Veteran journalist: I read “The 1619 Project.” Critics need to calm down.

“The 1619 Project: A New Origin Story” is displayed at a New York City bookstore on November 17, 2021. (Photo by Spencer Platt/Getty Images)

You’d have to be completely out of the political loop—and I suspect you aren’t, if you are reading this—to not have heard of “The 1619 Project” and the brouhaha surrounding it.

A publication of journalist Nikole Hannah-Jones and The New York Times, “1619” first appeared in an August 2019 issue of the New York Times Magazine. In May 2020, Hannah-Jones was awarded the Pulitzer Prize for Commentary for her opening essay.

It was in 1619 that African slaves were first brought to America—the year before the Mayflower arrived—and the dust jacket of the expanded book version of the project refers to it as “a new origin story.” 1619, writes Hannah-Jones, is when the real story of America began, not 1776 when the American Revolution began.

I managed to miss out on reading the original version in the Times and I may not have maintained interest in it were it not for former President Donald Trump.
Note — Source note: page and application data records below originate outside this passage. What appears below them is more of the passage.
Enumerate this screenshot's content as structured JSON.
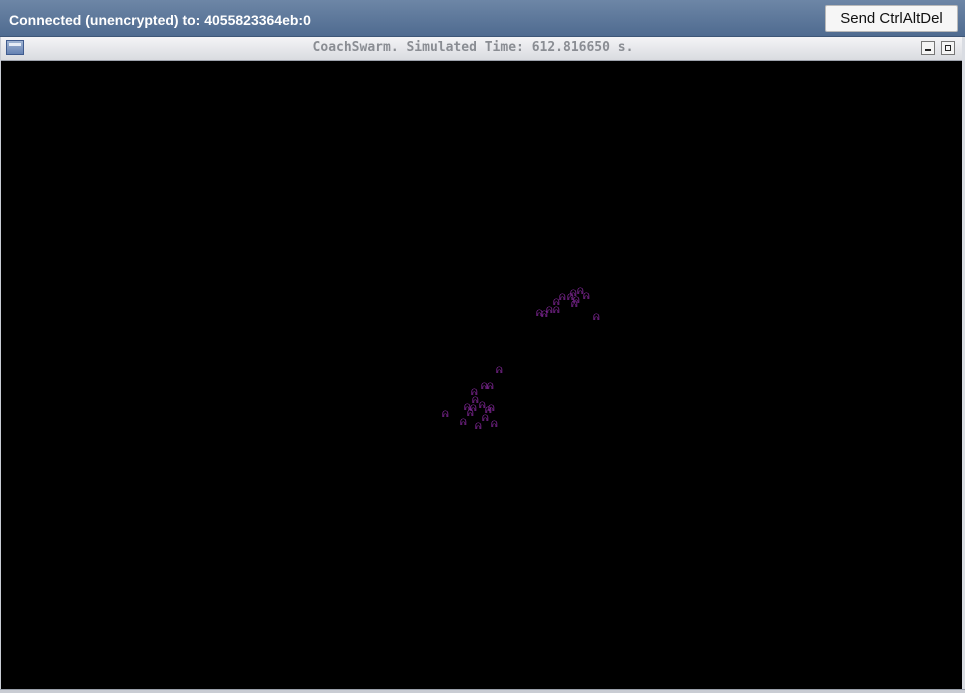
{
  "vnc": {
    "status": "Connected (unencrypted) to: 4055823364eb:0",
    "ctrlaltdel_label": "Send CtrlAltDel"
  },
  "window": {
    "title": "CoachSwarm. Simulated Time: 612.816650 s."
  },
  "simulation": {
    "agent_glyph": "ᕱ",
    "agent_color": "#8a2aa2",
    "background": "#000000",
    "agent_count": 29
  }
}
Trump introduced many people to the project in September 2020, when he lumped it in with critical race theory, an academic concept many Americans had never heard of before. He called both “a crusade against American history . . . toxic propaganda, ideological poison that, if not removed, will dissolve the civic bonds that tie us together, will destroy our country.”
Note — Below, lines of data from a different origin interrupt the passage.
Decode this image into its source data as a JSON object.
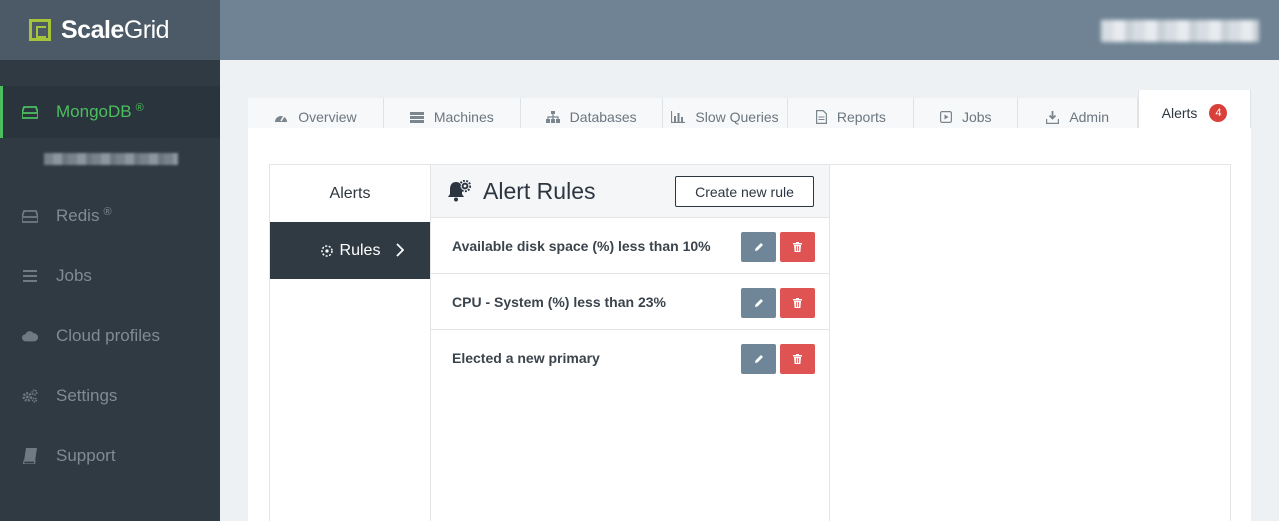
{
  "brand": {
    "name_bold": "Scale",
    "name_light": "Grid"
  },
  "sidebar": {
    "items": [
      {
        "label": "MongoDB",
        "sup": "®",
        "icon": "database-icon",
        "active": true
      },
      {
        "label": "Redis",
        "sup": "®",
        "icon": "database-icon",
        "active": false
      },
      {
        "label": "Jobs",
        "sup": "",
        "icon": "list-icon",
        "active": false
      },
      {
        "label": "Cloud profiles",
        "sup": "",
        "icon": "cloud-icon",
        "active": false
      },
      {
        "label": "Settings",
        "sup": "",
        "icon": "gears-icon",
        "active": false
      },
      {
        "label": "Support",
        "sup": "",
        "icon": "book-icon",
        "active": false
      }
    ]
  },
  "tabs": [
    {
      "label": "Overview",
      "icon": "dashboard-icon"
    },
    {
      "label": "Machines",
      "icon": "server-icon"
    },
    {
      "label": "Databases",
      "icon": "sitemap-icon"
    },
    {
      "label": "Slow Queries",
      "icon": "bar-chart-icon"
    },
    {
      "label": "Reports",
      "icon": "document-icon"
    },
    {
      "label": "Jobs",
      "icon": "play-square-icon"
    },
    {
      "label": "Admin",
      "icon": "download-icon"
    },
    {
      "label": "Alerts",
      "icon": "",
      "badge": "4",
      "active": true
    }
  ],
  "alerts_menu": {
    "alerts_label": "Alerts",
    "rules_label": "Rules"
  },
  "rules_panel": {
    "title": "Alert Rules",
    "create_button": "Create new rule",
    "rules": [
      {
        "text": "Available disk space (%) less than 10%"
      },
      {
        "text": "CPU - System (%) less than 23%"
      },
      {
        "text": "Elected a new primary"
      }
    ]
  },
  "colors": {
    "sidebar_bg": "#2f3a43",
    "topbar_bg": "#6f8394",
    "accent_green": "#4bbf5f",
    "logo_green": "#a6c43b",
    "edit_button": "#6e8697",
    "delete_button": "#e05353",
    "badge_red": "#d9403a"
  }
}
I’m one of the people who had never heard of critical race theory before and now that I’m familiar with it, I feel confident telling you that your kids in public school aren’t going to get schooled in it. While “The 1619 Project” has developed a curriculum that can be taught in schools, I also feel confident that wasn’t going to happen in many public schools even before the legislatures in Tennessee and some other states passed laws earlier this year banning the instruction of critical race theory. [Editor’s note: North Carolina lawmakers passed a similar bill, but it was successfully vetoed by Gov. Roy Cooper.]

But I like a challenge and there’s nothing like the president of the United States calling writing “toxic” to make me want to check it out. I bought the book as soon as I could, read it as fast as possible and now I’m here to review it.

There’s been so much Sturm und Drang over “The 1619 Project” from right wing groups like “Moms For Liberty” and Trump supporters, I was surprised the book didn’t arrive with a big “Trigger warning!” sticker on it. I went into the book with an open mind, frankly expecting to be surprised by historical revelations.

I wasn’t surprised, as much of the book seems to be common sense, but I learned a hell of a lot. Read more